[QODLink]
Asia-Pacific
North Korea offers to resume talks
Pyongyang says it is will restart disarmament talks as UN condemns South Korea sinking.
Last Modified: 10 Jul 2010 06:11 GMT
A South Korean-led investigation pointed the accusing finger at Pyongyang for the Cheonan sinking [AFP]

North Korea has said it is willing to return to the nuclear disarmament talks it abandoned 18 months ago, saying it will make "consistent efforts" for a peace treaty.

Pyongyang's about-turn on Saturday came after the UN Security Council condemned an attack on a South Korean warship in March that killed 46 sailors, which Seoul has blamed on the North.

The Security Council, however, did not directly state that North Korea was responsible for sinking the 1,200-ton Cheonan, prompting Sin Son Ho, North Korea ambassador to the UN, to call it "our great diplomatic victory".

The ambassador's comments were followed by a statement from North Korea's foreign ministry calling for a resumption of the talks.

"The DPRK [Democratic People's Republic of Korea] will make consistent efforts for the conclusion of a peace treaty and the denuclearisation through the six-party talks conducted on equal footing," the ministry's spokesman said.

"We take note of the ... statement saying that 'the Security Council encourages the settlement of outstanding issues on the Korean Peninsula by peaceful means to resume direct dialogue and negotiation through appropriate channels'."

'Flip the page'

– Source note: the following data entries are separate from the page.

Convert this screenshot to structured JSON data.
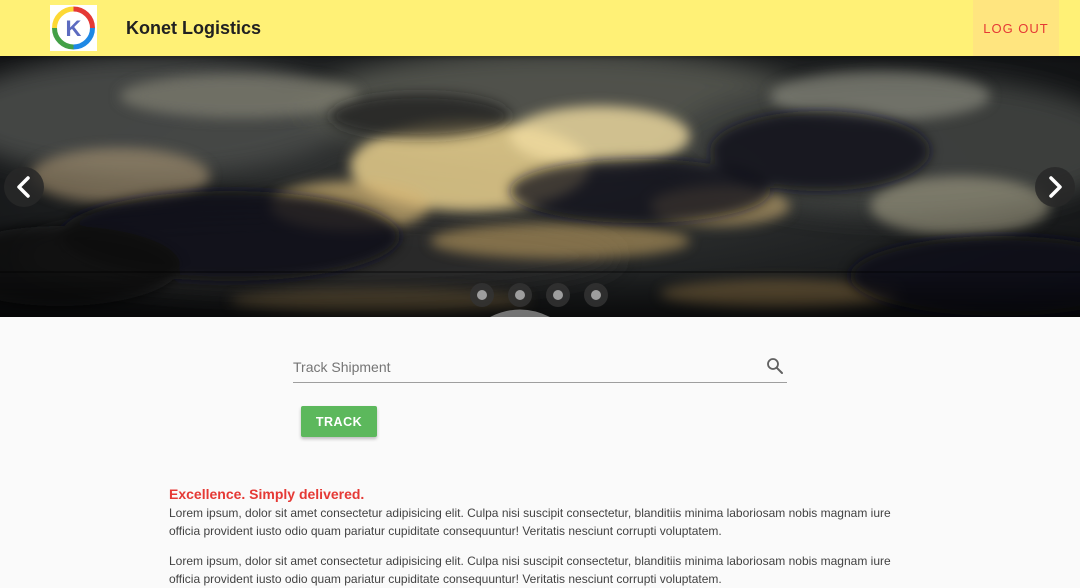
{
  "header": {
    "brand": "Konet Logistics",
    "logout_label": "LOG OUT",
    "logo_letter": "K",
    "background_color": "#fff176"
  },
  "carousel": {
    "prev_icon": "chevron-left-icon",
    "next_icon": "chevron-right-icon",
    "slide_count": 4,
    "active_index": 0
  },
  "search": {
    "placeholder": "Track Shipment",
    "value": "",
    "icon": "search-icon"
  },
  "track_button": {
    "label": "TRACK",
    "color": "#5cb85c"
  },
  "content": {
    "headline": "Excellence. Simply delivered.",
    "headline_color": "#e53935",
    "paragraphs": [
      "Lorem ipsum, dolor sit amet consectetur adipisicing elit. Culpa nisi suscipit consectetur, blanditiis minima laboriosam nobis magnam iure officia provident iusto odio quam pariatur cupiditate consequuntur! Veritatis nesciunt corrupti voluptatem.",
      "Lorem ipsum, dolor sit amet consectetur adipisicing elit. Culpa nisi suscipit consectetur, blanditiis minima laboriosam nobis magnam iure officia provident iusto odio quam pariatur cupiditate consequuntur! Veritatis nesciunt corrupti voluptatem."
    ]
  }
}
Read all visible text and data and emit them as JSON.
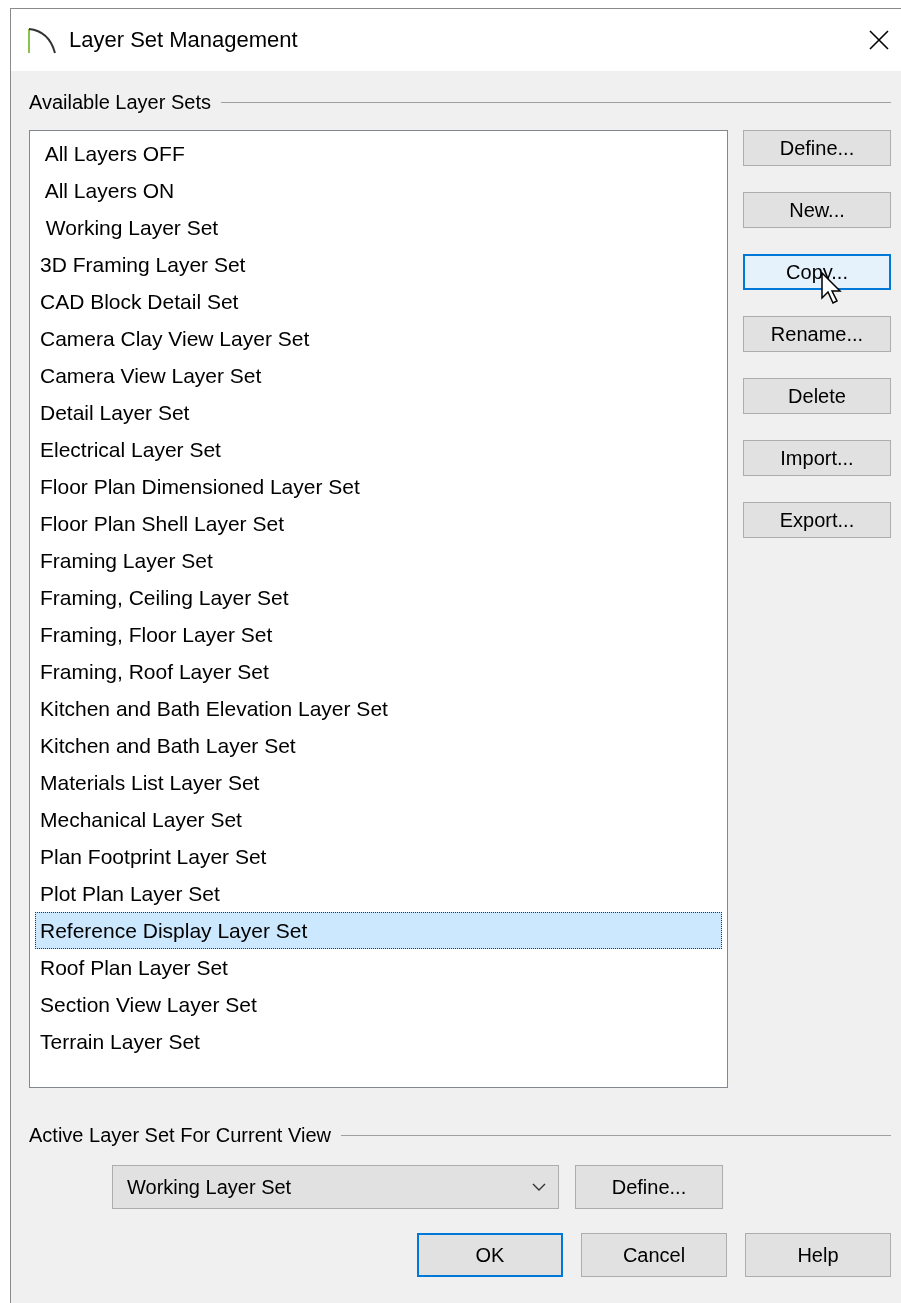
{
  "window": {
    "title": "Layer Set Management"
  },
  "available": {
    "label": "Available Layer Sets",
    "items": [
      {
        "label": " All Layers OFF",
        "selected": false
      },
      {
        "label": " All Layers ON",
        "selected": false
      },
      {
        "label": " Working Layer Set",
        "selected": false
      },
      {
        "label": "3D Framing Layer Set",
        "selected": false
      },
      {
        "label": "CAD Block Detail Set",
        "selected": false
      },
      {
        "label": "Camera Clay View Layer Set",
        "selected": false
      },
      {
        "label": "Camera View Layer Set",
        "selected": false
      },
      {
        "label": "Detail Layer Set",
        "selected": false
      },
      {
        "label": "Electrical Layer Set",
        "selected": false
      },
      {
        "label": "Floor Plan Dimensioned Layer Set",
        "selected": false
      },
      {
        "label": "Floor Plan Shell Layer Set",
        "selected": false
      },
      {
        "label": "Framing Layer Set",
        "selected": false
      },
      {
        "label": "Framing, Ceiling Layer Set",
        "selected": false
      },
      {
        "label": "Framing, Floor Layer Set",
        "selected": false
      },
      {
        "label": "Framing, Roof Layer Set",
        "selected": false
      },
      {
        "label": "Kitchen and Bath Elevation Layer Set",
        "selected": false
      },
      {
        "label": "Kitchen and Bath Layer Set",
        "selected": false
      },
      {
        "label": "Materials List Layer Set",
        "selected": false
      },
      {
        "label": "Mechanical Layer Set",
        "selected": false
      },
      {
        "label": "Plan Footprint Layer Set",
        "selected": false
      },
      {
        "label": "Plot Plan Layer Set",
        "selected": false
      },
      {
        "label": "Reference Display Layer Set",
        "selected": true
      },
      {
        "label": "Roof Plan Layer Set",
        "selected": false
      },
      {
        "label": "Section View Layer Set",
        "selected": false
      },
      {
        "label": "Terrain Layer Set",
        "selected": false
      }
    ],
    "buttons": [
      {
        "label": "Define...",
        "hovered": false
      },
      {
        "label": "New...",
        "hovered": false
      },
      {
        "label": "Copy...",
        "hovered": true
      },
      {
        "label": "Rename...",
        "hovered": false
      },
      {
        "label": "Delete",
        "hovered": false
      },
      {
        "label": "Import...",
        "hovered": false
      },
      {
        "label": "Export...",
        "hovered": false
      }
    ]
  },
  "active": {
    "label": "Active Layer Set For Current View",
    "value": "Working Layer Set",
    "define_button": "Define..."
  },
  "footer_buttons": [
    {
      "label": "OK",
      "default": true
    },
    {
      "label": "Cancel",
      "default": false
    },
    {
      "label": "Help",
      "default": false
    }
  ]
}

The disarmament talks involving North and South Korea, the United States, Japan, Russia and China have been in limbo since December 2008.

But China, which had been the host of the six-way talks that began in 2003, on Saturday urged regional powers to "flip the page of the Cheonan incident" and quickly resume the talks.

in depth

 

Q&A: Tensions on the Korean peninsula
  Your Views: North and South Korea
  Video: S Korea urged to toughen stance
  Video: S Korea vows action over sinking
  Focus: North Korea, a state of war
  Background: China's Korean balancing act 

"We call for an early resumption of the six-party talks and joint efforts to maintain peace and stability on the Korean peninsula," Qin Gang, the foreign ministry spokesman, was quoted as saying by Xinhua news agency.

The US did not immediately respond to the North's offer for new talks.

"At this point we want to let North Korea absorb the fact that the international community has condemned the Cheonan incident," Mark Toner, a US state department spokesman, said.

A South Korean-led international investigation concluded in May that a torpedo fired by a North Korean submarine sank the Cheonan.

But North Korea has called for a new joint investigation by both Koreas and demanded that its inspectors be allowed to visit the site of the sinking near the tense Korean sea border.

Ambassador Sin again pledged that his government will "do our utmost to dig out the truth behind this incident".

The South's defence ministry, meanwhile, said there was no change to its plan to carry out a joint naval exercise with the US in the Yellow Sea, despite objections from China, Pyongyang's main ally.

South Korea's foreign ministry said it welcomed the UN's stance.
  
"The Security Council's statement is greatly significant as the international community condemned North Korea's attack on the Cheonan with one voice and emphasised the importance of preventing  further provocations," it said.

"The government urges the North to respect the spirit of the statement, clearly accept its responsibility and apologise."

Source:
Agencies
Topics in this article
People
Country
City
Organisation
Featured on Al Jazeera
Italy struggles to deal with growing flood of migrants willing to risk their lives to reach the nearest European shores.
Israel's Operation Protective Edge is the third major offensive on the Gaza Strip in six years.
Muslims and Arabs in the US say they face discrimination in many areas of life, 13 years after the 9/11 attacks.
At one UN site alone, approximately four children below the age of five are dying each day.
Featured
Afghan militias have accumulated a lengthy record of human-rights abuses, including murders and rapes.
Growing poverty is strengthening a trend among UK Muslims to fund charitable work closer to home.
A groundbreaking study from Johns Hopkins University shows that for big segments of the US population it is.
Critics claim a vaguely worded secrecy law gives the Japanese government sweeping powers.
A new book looks at Himalayan nation's decades of political change and difficult transition from monarchy to democracy.
join our mailing list